TASK TO CARRY OUT: Text only, exactly as given: reproduce the entries below without their pictures.

EXERCISE DATA:
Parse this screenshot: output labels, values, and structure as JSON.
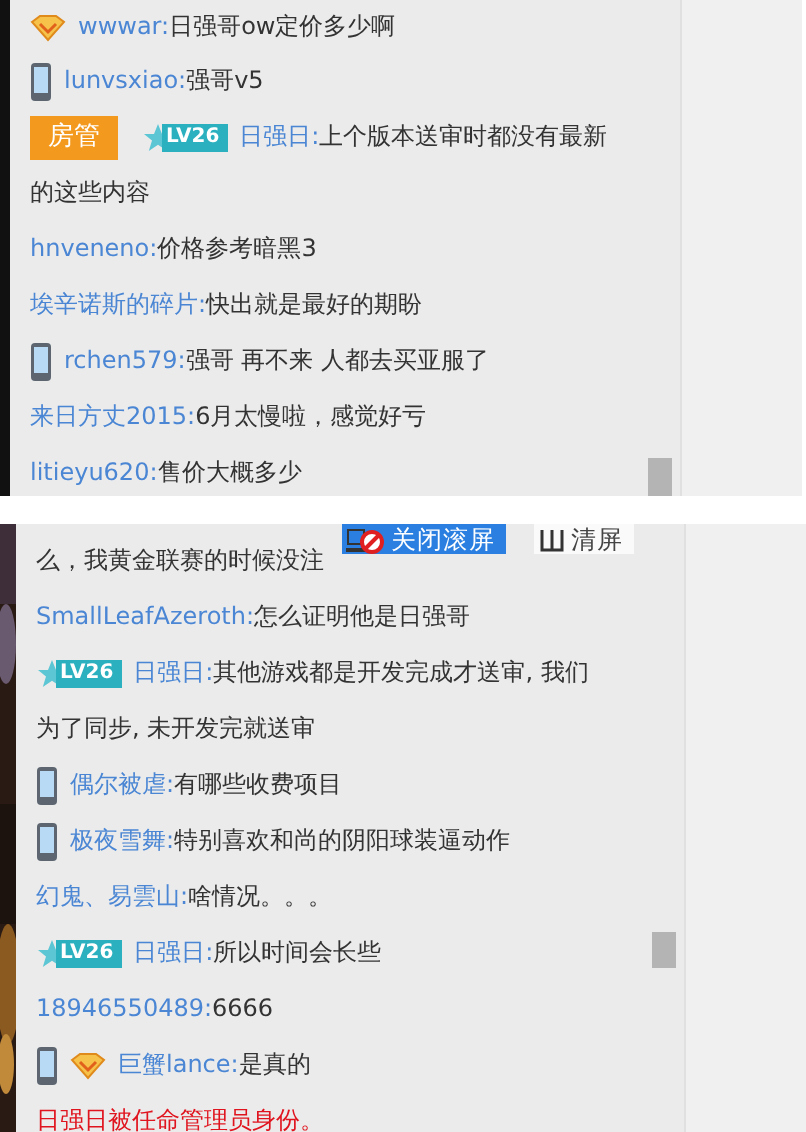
{
  "panels": [
    {
      "messages": [
        {
          "kind": "chat",
          "badges": [
            {
              "kind": "vip"
            }
          ],
          "user": "wwwar:",
          "text": "日强哥ow定价多少啊"
        },
        {
          "kind": "chat",
          "badges": [
            {
              "kind": "phone"
            }
          ],
          "user": "lunvsxiao:",
          "text": "强哥v5"
        },
        {
          "kind": "chat",
          "badges": [
            {
              "kind": "admin",
              "label": "房管"
            },
            {
              "kind": "level",
              "label": "LV26"
            }
          ],
          "user": "日强日:",
          "text": "上个版本送审时都没有最新",
          "text_continued": "的这些内容"
        },
        {
          "kind": "chat",
          "user": "hnveneno:",
          "text": "价格参考暗黑3"
        },
        {
          "kind": "chat",
          "user": "埃辛诺斯的碎片:",
          "text": "快出就是最好的期盼"
        },
        {
          "kind": "chat",
          "badges": [
            {
              "kind": "phone"
            }
          ],
          "user": "rchen579:",
          "text": "强哥 再不来 人都去买亚服了"
        },
        {
          "kind": "chat",
          "user": "来日方丈2015:",
          "text": "6月太慢啦，感觉好亏"
        },
        {
          "kind": "chat",
          "user": "litieyu620:",
          "text": "售价大概多少"
        }
      ]
    },
    {
      "toolbar": {
        "buttons": [
          {
            "kind": "scroll-lock",
            "label": "关闭滚屏",
            "selected": true
          },
          {
            "kind": "clear",
            "label": "清屏",
            "selected": false
          }
        ]
      },
      "messages": [
        {
          "kind": "fragment",
          "text": "么，我黄金联赛的时候没注"
        },
        {
          "kind": "chat",
          "user": "SmallLeafAzeroth:",
          "text": "怎么证明他是日强哥"
        },
        {
          "kind": "chat",
          "badges": [
            {
              "kind": "level",
              "label": "LV26"
            }
          ],
          "user": "日强日:",
          "text": "其他游戏都是开发完成才送审, 我们",
          "text_continued": "为了同步, 未开发完就送审"
        },
        {
          "kind": "chat",
          "badges": [
            {
              "kind": "phone"
            }
          ],
          "user": "偶尔被虐:",
          "text": "有哪些收费项目"
        },
        {
          "kind": "chat",
          "badges": [
            {
              "kind": "phone"
            }
          ],
          "user": "极夜雪舞:",
          "text": "特别喜欢和尚的阴阳球装逼动作"
        },
        {
          "kind": "chat",
          "user": "幻鬼、易雲山:",
          "text": "啥情况。。。"
        },
        {
          "kind": "chat",
          "badges": [
            {
              "kind": "level",
              "label": "LV26"
            }
          ],
          "user": "日强日:",
          "text": "所以时间会长些"
        },
        {
          "kind": "chat",
          "user": "18946550489:",
          "text": "6666"
        },
        {
          "kind": "chat",
          "badges": [
            {
              "kind": "phone"
            },
            {
              "kind": "vip"
            }
          ],
          "user": "巨蟹lance:",
          "text": "是真的"
        },
        {
          "kind": "system",
          "text": "日强日被任命管理员身份。"
        }
      ]
    }
  ]
}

EXERCISE ANSWER:
Parse this screenshot: output labels, values, and structure as JSON.
{
  "panels": [
    {
      "messages": [
        {
          "kind": "chat",
          "badges": [
            {
              "kind": "vip"
            }
          ],
          "user": "wwwar:",
          "text": "日强哥ow定价多少啊"
        },
        {
          "kind": "chat",
          "badges": [
            {
              "kind": "phone"
            }
          ],
          "user": "lunvsxiao:",
          "text": "强哥v5"
        },
        {
          "kind": "chat",
          "badges": [
            {
              "kind": "admin",
              "label": "房管"
            },
            {
              "kind": "level",
              "label": "LV26"
            }
          ],
          "user": "日强日:",
          "text": "上个版本送审时都没有最新",
          "text_continued": "的这些内容"
        },
        {
          "kind": "chat",
          "user": "hnveneno:",
          "text": "价格参考暗黑3"
        },
        {
          "kind": "chat",
          "user": "埃辛诺斯的碎片:",
          "text": "快出就是最好的期盼"
        },
        {
          "kind": "chat",
          "badges": [
            {
              "kind": "phone"
            }
          ],
          "user": "rchen579:",
          "text": "强哥 再不来 人都去买亚服了"
        },
        {
          "kind": "chat",
          "user": "来日方丈2015:",
          "text": "6月太慢啦，感觉好亏"
        },
        {
          "kind": "chat",
          "user": "litieyu620:",
          "text": "售价大概多少"
        }
      ]
    },
    {
      "toolbar": {
        "buttons": [
          {
            "kind": "scroll-lock",
            "label": "关闭滚屏",
            "selected": true
          },
          {
            "kind": "clear",
            "label": "清屏",
            "selected": false
          }
        ]
      },
      "messages": [
        {
          "kind": "fragment",
          "text": "么，我黄金联赛的时候没注"
        },
        {
          "kind": "chat",
          "user": "SmallLeafAzeroth:",
          "text": "怎么证明他是日强哥"
        },
        {
          "kind": "chat",
          "badges": [
            {
              "kind": "level",
              "label": "LV26"
            }
          ],
          "user": "日强日:",
          "text": "其他游戏都是开发完成才送审, 我们",
          "text_continued": "为了同步, 未开发完就送审"
        },
        {
          "kind": "chat",
          "badges": [
            {
              "kind": "phone"
            }
          ],
          "user": "偶尔被虐:",
          "text": "有哪些收费项目"
        },
        {
          "kind": "chat",
          "badges": [
            {
              "kind": "phone"
            }
          ],
          "user": "极夜雪舞:",
          "text": "特别喜欢和尚的阴阳球装逼动作"
        },
        {
          "kind": "chat",
          "user": "幻鬼、易雲山:",
          "text": "啥情况。。。"
        },
        {
          "kind": "chat",
          "badges": [
            {
              "kind": "level",
              "label": "LV26"
            }
          ],
          "user": "日强日:",
          "text": "所以时间会长些"
        },
        {
          "kind": "chat",
          "user": "18946550489:",
          "text": "6666"
        },
        {
          "kind": "chat",
          "badges": [
            {
              "kind": "phone"
            },
            {
              "kind": "vip"
            }
          ],
          "user": "巨蟹lance:",
          "text": "是真的"
        },
        {
          "kind": "system",
          "text": "日强日被任命管理员身份。"
        }
      ]
    }
  ]
}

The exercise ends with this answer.